Where Taste is Concerned by Prairie Stuart-Wolff
Posted on April 15, 2014 within News
Yoshimasa Kwashima always knew he’d end up running the family business. “Probably eighth generation,” he says, guessing at his place in the lineage of tofu-making sons. But before stepping into his father’s shoes, he embarked on a self-imposed exile to the big city, working first as a salaryman. He sought to develop skills unrelated to the family business. “No matter what you end up doing, it’s better to get out and learn something unrelated to get a different perspective,” he says. “That way, you can see your goals more clearly.”

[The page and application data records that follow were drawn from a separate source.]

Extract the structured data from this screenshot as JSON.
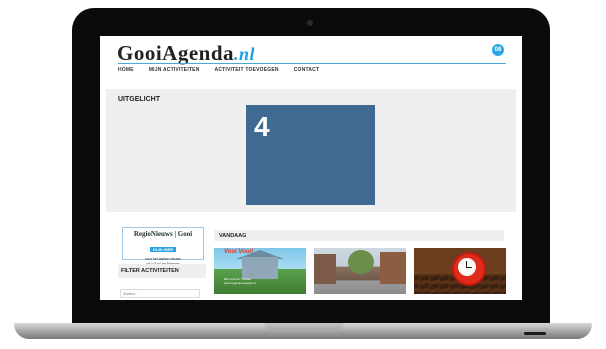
{
  "site": {
    "logo_main": "Gooi",
    "logo_second": "Agenda",
    "logo_tld": ".nl",
    "toggle_label": "08"
  },
  "nav": {
    "items": [
      {
        "label": "HOME"
      },
      {
        "label": "MIJN ACTIVITEITEN"
      },
      {
        "label": "ACTIVITEIT TOEVOEGEN"
      },
      {
        "label": "CONTACT"
      }
    ]
  },
  "featured": {
    "title": "UITGELICHT",
    "card_number": "4",
    "card_color": "#416a92"
  },
  "sidebar": {
    "ad_title": "RegioNieuws | Gooi",
    "ad_button": "KLIK HIER",
    "ad_text_1": "voor het laatste nieuws",
    "ad_text_2": "uit 't Gooi en Eemnes",
    "filter_title": "FILTER ACTIVITEITEN",
    "search_placeholder": "Zoeken..."
  },
  "today": {
    "title": "VANDAAG",
    "thumbs": [
      {
        "caption_title": "Vooi Vooi!",
        "caption_1": "Ben Cramer Theater",
        "caption_2": "www.regionieuwsgooi.nl"
      },
      {
        "icon": "street-photo"
      },
      {
        "icon": "alarm-clock-coffee-photo"
      }
    ]
  },
  "colors": {
    "accent": "#2aa8e6",
    "panel_bg": "#efefef"
  }
}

Kawashima is a spritely 65 years old. His gray hair is buzzed short and he’s quick to flash a charming smile. “Once I was able to consider our craft from an outsider’s point of view, I more readily understood the quality of our tofu. I saw ways I could make it better,” he adds with characteristic self-assurance. “I came up with my own way of doing things from the start.” Returning to his hometown, Karatsu, with new ideas and grand plans, he took over his father’s business and overhauled the process of tofu-making.
By Prairie Stuart-Wolff
This is the first in a continuing series of featured articles authored by Prairie Stuart-Wolff from her online publication Cultivated Days.